Are you an elite, middle of the road or a limited user of web 2.0 technology? The Pew Internet and American Life Project has just released a new survey on how 4001 American adults and use information and communication technology. Read it here.
It created a big buzz among bloggers on Tuesday.
At SearchEngineLand Greg Sterling sums up the report: Pew developed an elaborate classification scheme based on ten types that fit into three broad categories: elite users (31 percent), middle of the road users (20 percent) and those with few “tech assets” and limited use of technology (a whopping 49 percent), he writes.
Also – among the 31 percent elite users 8 percent are seen as “deep users of the participatory web and mobile applications”, according to Pew. Many comments were focused on the 8 versus 49 percent: At Webpronews David A Utter notes “while 8 percent of Americans have embraced advanced information and communication technology (ICT), 49 percent have little to no interest in it”.
The survey is interesting both from a sociological point of view and for the creators of tomorrows media-landscape. Analyzing the figures, there are things to learn for people developing new platforms, media tools and products for web 2.0. Between the lines it raises the question at what pace Americans adopt to new technology.
Mathew Ingram, technology writer at The Globe and Mail, notes at his blog how many reactions to the study are pessimistic: Some speculate that web 2.0’s upside “is capped”, or point out that “nearly half say no” to web 2.0, or gloat that geeks are in the minority, he writes.
Instead Ingram looks at it from the sunny side: “When asked about things that include blogging, posting comments to a blog, uploading photos or video, creating web-pages or mixing and mashing content from other sites, 37 per cent of those surveyed said they had done at least one of those things. What’s not to like about a number like that,” he asks.
At MarketingPilgrim Jordan McCollum first breaks down the study in a comprehensive way, then asks about the moral of the story. “If your target audience (or your client’s target audience) falls into one of the more highly connected categories, Internet marketing is an important part of their campaign that shouldn’t be overlooked,” she answers.
Thats true. And sooner or later everyone will fall into that category. The question is how to best navigate until that happens.
By John Furrier and Tina Magnergard Bjers
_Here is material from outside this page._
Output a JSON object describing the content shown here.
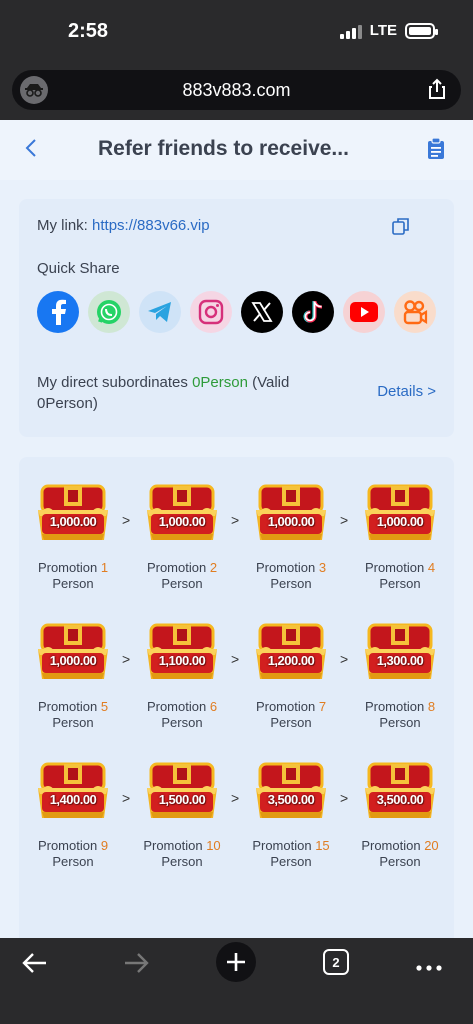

PS. As always with surveys it is a good idea to look into how they were conducted – to decide on if you think the findings are relevant. Donna Bogatin at Digital Markets has an interesting piece on this.